In the morning, the city had a surreal air as people went about their daily
business while the firing rang out. But as the battle started in earnest,
the city began to empty. By late afternoon, all the shops were closed and
the streets were deserted. Many Macedonians were said to be fleeing.

The fighting came suddenly on Wednesday, as the guerrillas of the National
Liberation Army brought their rebellion here from the hills on the border
with Kosovo.

The K-For international force claimed to be successfully patrolling the
border, but the Macedonian government said that two-thirds of the rebels
fighting in the area had crossed from neighbouring Kosovo.

There were other clashes around Macedonia yesterday, and the fighting was
reported to have spread to a village just 12 miles from the capital,
Skopje. Two ethnic Albanians were wounded in yesterday's fighting,
according to state radio.

"I am still in shock," said Munim, a young Albanian in Tetovo, his face
white as the funeral procession for Sulejman Ramadani wound its way through
the nervous streets.

Gunfire and huge explosions cut through the Islamic funeral prayers.
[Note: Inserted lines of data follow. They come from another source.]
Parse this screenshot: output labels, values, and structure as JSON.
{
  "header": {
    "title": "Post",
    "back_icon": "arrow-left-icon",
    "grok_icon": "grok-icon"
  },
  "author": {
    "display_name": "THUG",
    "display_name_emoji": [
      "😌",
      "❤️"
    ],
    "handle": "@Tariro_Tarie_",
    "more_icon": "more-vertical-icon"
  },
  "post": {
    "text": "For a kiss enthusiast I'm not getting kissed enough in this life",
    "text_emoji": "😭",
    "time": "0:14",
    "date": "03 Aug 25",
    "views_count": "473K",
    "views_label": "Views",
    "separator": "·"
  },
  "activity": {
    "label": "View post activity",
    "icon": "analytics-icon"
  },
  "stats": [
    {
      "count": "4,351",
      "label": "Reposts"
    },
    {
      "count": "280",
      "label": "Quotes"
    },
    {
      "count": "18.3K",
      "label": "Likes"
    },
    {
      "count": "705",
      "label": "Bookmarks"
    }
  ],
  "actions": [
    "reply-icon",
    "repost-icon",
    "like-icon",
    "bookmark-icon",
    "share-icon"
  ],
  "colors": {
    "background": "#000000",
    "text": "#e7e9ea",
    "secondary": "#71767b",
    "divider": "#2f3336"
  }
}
There
were many versions of how Mr Ramadani died. Albanians said he was shot by a
Macedonian sniper, or retreating police. Macedonians said he was killed by
a stray bullet from the guerrillas.

"Some people are happy the rebels have come, but some aren't," said Munim.
"I hope the rebels do not come down out of the hills." But if there is a
war, he says he too will fight. Why? "I have to fight for my people."

All the Albanians deny the rebels want to break Macedonia up and add
Albanian areas to a "greater Kosovo", as is widely feared. Ethnic Albanians
account for at least a quarter of Macedonia's two million people. They
insist the fighting is to demand improved rights.

In the graveyard, Munim points out a memorial to Bujamin Ibrahimi, killed
by Macedonian police eight years ago. One of Sulejman Ramadani's cousins
tells of his time in prison when Macedonia was still part of Yugoslavia.

By yesterday evening, the Macedonian government said it had only managed to
push the rebels back a short distance.

All over Tetovo, both sides were talking of taking up arms. The rebellion
echoed loud and clear overhead. And, as the last prayers were said over
Sulejman Ramadani's tomb, the guerrillas had their first martyr.